After I get input from as many people as possible, I’ll write a post and share what I learned in my research.

P.S. Please do not include anything you may have read in my book about SATAN as this information will be shared in a follow-up post. What I’m seeking is how you saw him before you read the book. Thanks!

Just for Trekkies

Courtesy of

One thing about visiting other blogs is that every so often someone either writes an “I just have to share this!” post … or an individual leaves a comment that literally jumps off the page at you.

Today, I came across the latter and couldn’t resist the urge to share. With the person’s permission, here is the comment left in response to Danica’s most recent post, What Is Humanism.

Humanists are equatable to Star Fleet and the Federation. Humans working together for the betterment of mankind, striving to attain personal greatness while at the same time working towards the goals of a peaceful and just society.

Religionists are equatable to the Borg. Working together around a small set of rules, conforming to the same theology and attempting to either destroy or assimilate anything that does not fit their dogmatic mold.

If you’re not a “Trekkie,” it’s doubtful you got the point of this comment.  But if you are one (as I am), then you immediately saw the (“spot-on”) comparison. 😀

Never A Trumper

The following are excerpts from a column written by Bret Stephens — described as “the quintessential ‘conservative’ columnist” at the New York Times. In the first part of the column, he makes his “conservative” position clear as he lists some of the actions under the current administration and indicates his approval, Even so, it’s apparent he has some misgivings about the administration leader.

The entire column is worth a full reading … I just picked out the points that resonated with me. The column is titled, “Why I’m Still a Never Trumper.”

Conservatives used to believe in their truth. Want to “solve” poverty? All the welfare dollars in the world won’t help if two-parent families aren’t intact. Want to foster democracy abroad? It’s going to be rough going if too many voters reject the foundational concept of minority rights.

And want to preserve your own republican institutions? Then pay attention to the character of your leaders, the culture of governance and the political health of the public. It matters a lot more than lowering the top marginal income tax rate by a couple of percentage points.

This is the fatal mistake of conservatives who’ve decided the best way to deal with Trump’s personality — the lying, narcissism, bullying, bigotry, crassness, name-calling, ignorance, paranoia, incompetence and pettiness — is to pretend it doesn’t matter. “Character Doesn’t Count” has become a de facto GOP motto. “Virtue Doesn’t Matter” might be another.

But character does matter, and Trump’s shortcomings prove it daily.


Trump is empowering a conservative political culture that celebrates everything that patriotic Americans should fear: the cult of strength, open disdain for truthfulness, violent contempt for the Fourth Estate, hostility toward high culture and other types of “elitism,” a penchant for conspiracy theories and most dangerously, white-identity politics.

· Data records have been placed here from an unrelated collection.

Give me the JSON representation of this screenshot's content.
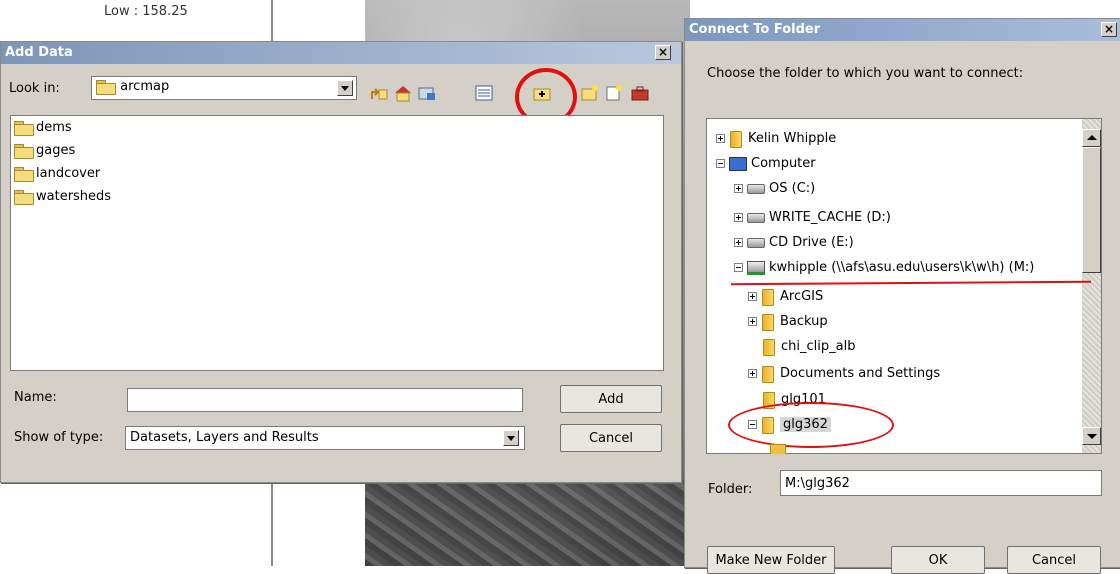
{
  "map": {
    "low_label": "Low : 158.25"
  },
  "add_data": {
    "title": "Add Data",
    "close": "×",
    "look_in_label": "Look in:",
    "look_in_value": "arcmap",
    "items": [
      "dems",
      "gages",
      "landcover",
      "watersheds"
    ],
    "name_label": "Name:",
    "name_value": "",
    "type_label": "Show of type:",
    "type_value": "Datasets, Layers and Results",
    "add_button": "Add",
    "cancel_button": "Cancel"
  },
  "connect": {
    "title": "Connect To Folder",
    "close": "×",
    "prompt": "Choose the folder to which you want to connect:",
    "tree": [
      {
        "label": "Kelin Whipple"
      },
      {
        "label": "Computer"
      },
      {
        "label": "OS (C:)"
      },
      {
        "label": "WRITE_CACHE (D:)"
      },
      {
        "label": "CD Drive (E:)"
      },
      {
        "label": "kwhipple (\\\\afs\\asu.edu\\users\\k\\w\\h) (M:)"
      },
      {
        "label": "ArcGIS"
      },
      {
        "label": "Backup"
      },
      {
        "label": "chi_clip_alb"
      },
      {
        "label": "Documents and Settings"
      },
      {
        "label": "glg101"
      },
      {
        "label": "glg362"
      }
    ],
    "folder_label": "Folder:",
    "folder_value": "M:\\glg362",
    "new_folder_button": "Make New Folder",
    "ok_button": "OK",
    "cancel_button": "Cancel"
  },
  "colors": {
    "annotation_red": "#e01010",
    "title_blue": "#7c97bf"
  }
}
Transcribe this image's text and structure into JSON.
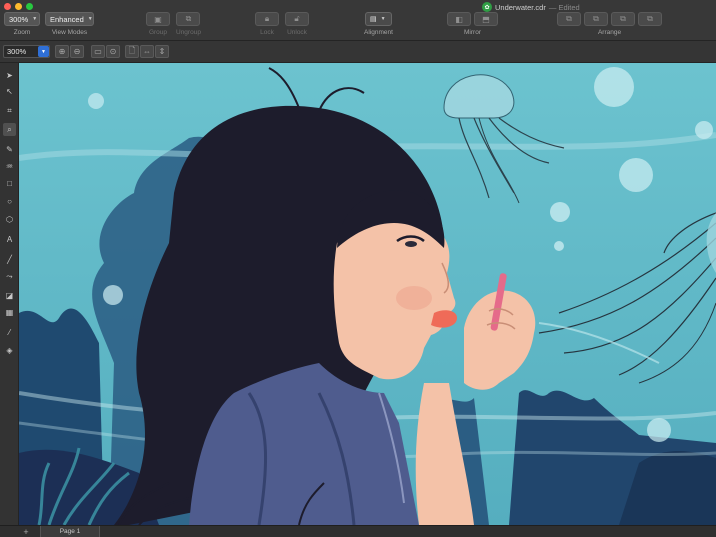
{
  "window": {
    "title": "Underwater.cdr",
    "status": "— Edited"
  },
  "toolbar": {
    "zoom": {
      "value": "300%",
      "label": "Zoom"
    },
    "view_modes": {
      "value": "Enhanced",
      "label": "View Modes"
    },
    "group": {
      "label": "Group"
    },
    "ungroup": {
      "label": "Ungroup"
    },
    "lock": {
      "label": "Lock"
    },
    "unlock": {
      "label": "Unlock"
    },
    "alignment": {
      "label": "Alignment"
    },
    "mirror": {
      "label": "Mirror"
    },
    "arrange": {
      "label": "Arrange"
    }
  },
  "property_bar": {
    "zoom_value": "300%"
  },
  "toolbox": {
    "tools": [
      "pick-tool",
      "shape-tool",
      "crop-tool",
      "zoom-tool",
      "freehand-tool",
      "artistic-media-tool",
      "rectangle-tool",
      "ellipse-tool",
      "polygon-tool",
      "text-tool",
      "parallel-dimension-tool",
      "connector-tool",
      "drop-shadow-tool",
      "transparency-tool",
      "eyedropper-tool",
      "interactive-fill-tool"
    ]
  },
  "pages": {
    "add_label": "+",
    "tabs": [
      "Page 1"
    ]
  },
  "colors": {
    "water": "#5fb8c6",
    "hair": "#1d1c2c",
    "skin": "#f4c2a8",
    "lips": "#ef6b58",
    "shirt": "#4f5c8e",
    "seaweed": "#1c3f66"
  }
}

For those of us who are discouraged, angry, fed-up, even fearful of the current political climate, it’s somewhat encouraging that even those within the Republican culture are beginning to see things as they really are.

Of course the core question is … are they going to do anything about it?

What If …

To start the new year, I have a rather provocative question that I’d love for my readers and followers to think about (really think about)  and give me an answer. I feel quite certain some of you (i.e., Christians) will have an immediate knee-jerk response. However,  I’m requesting that you restrain yourself and provide a thoughtful and reasoned reply. That means no scripture .. no preaching … no “faith-based” answers.

Here’s the question:

What would the world be like if there were no religion?

I would like each person to imagine being born into a world in which the conduct of humans was regulated entirely by other humans. NOT by any supernatural power or powers. NOT by any spiritual guru. NOT by any superstitious beliefs of any kind.

In other words … what if our only code of conduct was based entirely on being an inhabitant of this planet?